One I’d like to add is John Ousterhout’s «Philosophy of Software Design», which I read last year and was the best programming book I read in years (and I read a lot): The are some code snippets here and there, to serve as examples, but it’s really focused on the ideas, the concepts and the way we think.... I believe it’s a great one both for junior and senior developers (I wish I read it years ago, but it was written quite recently) The main focus on the book is about the core principles and idea to let you manage and control complexity in your programs, to make them more efficient, more maintainable (i.e. better software). And I Love it because it’s also pragmatic, and often recognize than any principle or good idea have exceptions, and you should use them to guide your thoughts, but not always use them without thinking of the current problem.
Other the last months I started to recommend it very often, and just yesterday I had a great "ah!" moment: a coworker asked for advice about the design of a new endpoint, which is not transactional and involves a few dependencies, and he was concerned about how to deal with failures and potentially inconsistent states. Having both read that book, the discussion was really quick as I started to ask if he could change the semantics of the endpoint to not be an action but rather a request to reach a state, which would let him "define errors out of existence". As soon as mentioned this - which is one of the principles from the book - I saw I hadn’t anything more to say and he remembers the core idea and had made a decision.
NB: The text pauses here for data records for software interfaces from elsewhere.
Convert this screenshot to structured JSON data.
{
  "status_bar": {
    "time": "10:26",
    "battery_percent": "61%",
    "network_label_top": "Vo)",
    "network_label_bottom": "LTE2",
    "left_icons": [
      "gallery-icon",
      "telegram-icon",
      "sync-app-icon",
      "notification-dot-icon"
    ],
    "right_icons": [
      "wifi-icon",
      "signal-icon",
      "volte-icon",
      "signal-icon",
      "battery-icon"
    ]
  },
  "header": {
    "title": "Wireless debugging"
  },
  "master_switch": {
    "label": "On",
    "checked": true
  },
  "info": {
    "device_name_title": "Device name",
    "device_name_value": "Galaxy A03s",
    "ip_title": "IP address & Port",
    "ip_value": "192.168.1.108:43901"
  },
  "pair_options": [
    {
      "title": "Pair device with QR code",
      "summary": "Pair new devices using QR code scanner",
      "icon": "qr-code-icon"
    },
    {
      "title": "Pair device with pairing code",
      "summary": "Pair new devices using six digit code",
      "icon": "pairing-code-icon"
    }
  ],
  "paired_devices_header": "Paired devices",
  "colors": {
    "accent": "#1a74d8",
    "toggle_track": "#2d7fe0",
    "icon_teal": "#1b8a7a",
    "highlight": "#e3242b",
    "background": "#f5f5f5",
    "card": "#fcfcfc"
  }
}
A few hours later, a beautiful pull-request was opened ;-) This little story is there just to show how useful it is to know good design principles (again, j list will go a long way there!) but also to share those common principles with the teammates, because it can be used as a common foundation for many discussions and decisions.
Great set for what you're looking to do. :)
I actually have a gdrive full of pdfs lol.
Perhaps that's a business idea/project you could start - selling/renting second hand books, specifically for software engineers because STEM books can be SOOOOO expensive. :P